*** Records provided ***

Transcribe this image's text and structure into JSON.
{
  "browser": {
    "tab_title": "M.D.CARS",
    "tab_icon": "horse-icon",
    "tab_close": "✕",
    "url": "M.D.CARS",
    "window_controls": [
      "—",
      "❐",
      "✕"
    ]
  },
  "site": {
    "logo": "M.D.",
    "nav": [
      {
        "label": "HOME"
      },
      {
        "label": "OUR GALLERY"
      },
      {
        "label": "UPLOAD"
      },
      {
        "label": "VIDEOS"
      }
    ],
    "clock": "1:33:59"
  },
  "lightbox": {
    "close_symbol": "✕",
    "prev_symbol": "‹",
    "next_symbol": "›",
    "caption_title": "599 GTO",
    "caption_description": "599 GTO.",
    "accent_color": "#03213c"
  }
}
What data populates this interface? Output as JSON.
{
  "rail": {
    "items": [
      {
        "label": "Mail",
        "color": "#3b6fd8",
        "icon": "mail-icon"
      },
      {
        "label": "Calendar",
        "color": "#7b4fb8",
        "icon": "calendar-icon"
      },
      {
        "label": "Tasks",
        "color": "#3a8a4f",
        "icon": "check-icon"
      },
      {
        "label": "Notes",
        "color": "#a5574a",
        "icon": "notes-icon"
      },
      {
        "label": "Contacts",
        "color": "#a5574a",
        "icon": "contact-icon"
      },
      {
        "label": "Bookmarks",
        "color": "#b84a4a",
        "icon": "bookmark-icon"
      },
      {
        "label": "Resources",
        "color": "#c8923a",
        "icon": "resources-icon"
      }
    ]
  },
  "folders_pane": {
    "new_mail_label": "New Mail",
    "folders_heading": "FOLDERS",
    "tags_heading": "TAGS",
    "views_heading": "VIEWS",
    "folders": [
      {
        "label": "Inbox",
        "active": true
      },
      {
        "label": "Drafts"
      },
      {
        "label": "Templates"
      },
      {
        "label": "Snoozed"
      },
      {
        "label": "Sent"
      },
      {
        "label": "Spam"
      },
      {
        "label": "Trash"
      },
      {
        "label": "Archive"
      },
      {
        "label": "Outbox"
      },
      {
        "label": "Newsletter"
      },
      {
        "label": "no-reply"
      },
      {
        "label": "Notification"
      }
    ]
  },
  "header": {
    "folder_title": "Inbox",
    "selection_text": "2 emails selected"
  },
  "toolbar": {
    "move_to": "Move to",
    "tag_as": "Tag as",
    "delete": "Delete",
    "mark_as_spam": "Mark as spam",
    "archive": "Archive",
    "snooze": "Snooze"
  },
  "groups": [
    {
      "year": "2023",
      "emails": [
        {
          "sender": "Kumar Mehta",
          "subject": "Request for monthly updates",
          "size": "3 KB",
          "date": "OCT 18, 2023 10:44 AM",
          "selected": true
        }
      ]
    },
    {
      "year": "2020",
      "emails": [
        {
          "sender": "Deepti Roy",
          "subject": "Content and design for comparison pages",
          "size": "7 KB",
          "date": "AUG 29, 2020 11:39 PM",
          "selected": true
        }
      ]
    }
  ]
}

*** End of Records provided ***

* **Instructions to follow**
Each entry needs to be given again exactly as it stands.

* **Response**
Transcribe this image's text and structure into JSON.
{
  "browser": {
    "tab_title": "M.D.CARS",
    "tab_icon": "horse-icon",
    "tab_close": "✕",
    "url": "M.D.CARS",
    "window_controls": [
      "—",
      "❐",
      "✕"
    ]
  },
  "site": {
    "logo": "M.D.",
    "nav": [
      {
        "label": "HOME"
      },
      {
        "label": "OUR GALLERY"
      },
      {
        "label": "UPLOAD"
      },
      {
        "label": "VIDEOS"
      }
    ],
    "clock": "1:33:59"
  },
  "lightbox": {
    "close_symbol": "✕",
    "prev_symbol": "‹",
    "next_symbol": "›",
    "caption_title": "599 GTO",
    "caption_description": "599 GTO.",
    "accent_color": "#03213c"
  }
}
What data populates this interface? Output as JSON.
{
  "rail": {
    "items": [
      {
        "label": "Mail",
        "color": "#3b6fd8",
        "icon": "mail-icon"
      },
      {
        "label": "Calendar",
        "color": "#7b4fb8",
        "icon": "calendar-icon"
      },
      {
        "label": "Tasks",
        "color": "#3a8a4f",
        "icon": "check-icon"
      },
      {
        "label": "Notes",
        "color": "#a5574a",
        "icon": "notes-icon"
      },
      {
        "label": "Contacts",
        "color": "#a5574a",
        "icon": "contact-icon"
      },
      {
        "label": "Bookmarks",
        "color": "#b84a4a",
        "icon": "bookmark-icon"
      },
      {
        "label": "Resources",
        "color": "#c8923a",
        "icon": "resources-icon"
      }
    ]
  },
  "folders_pane": {
    "new_mail_label": "New Mail",
    "folders_heading": "FOLDERS",
    "tags_heading": "TAGS",
    "views_heading": "VIEWS",
    "folders": [
      {
        "label": "Inbox",
        "active": true
      },
      {
        "label": "Drafts"
      },
      {
        "label": "Templates"
      },
      {
        "label": "Snoozed"
      },
      {
        "label": "Sent"
      },
      {
        "label": "Spam"
      },
      {
        "label": "Trash"
      },
      {
        "label": "Archive"
      },
      {
        "label": "Outbox"
      },
      {
        "label": "Newsletter"
      },
      {
        "label": "no-reply"
      },
      {
        "label": "Notification"
      }
    ]
  },
  "header": {
    "folder_title": "Inbox",
    "selection_text": "2 emails selected"
  },
  "toolbar": {
    "move_to": "Move to",
    "tag_as": "Tag as",
    "delete": "Delete",
    "mark_as_spam": "Mark as spam",
    "archive": "Archive",
    "snooze": "Snooze"
  },
  "groups": [
    {
      "year": "2023",
      "emails": [
        {
          "sender": "Kumar Mehta",
          "subject": "Request for monthly updates",
          "size": "3 KB",
          "date": "OCT 18, 2023 10:44 AM",
          "selected": true
        }
      ]
    },
    {
      "year": "2020",
      "emails": [
        {
          "sender": "Deepti Roy",
          "subject": "Content and design for comparison pages",
          "size": "7 KB",
          "date": "AUG 29, 2020 11:39 PM",
          "selected": true
        }
      ]
    }
  ]
}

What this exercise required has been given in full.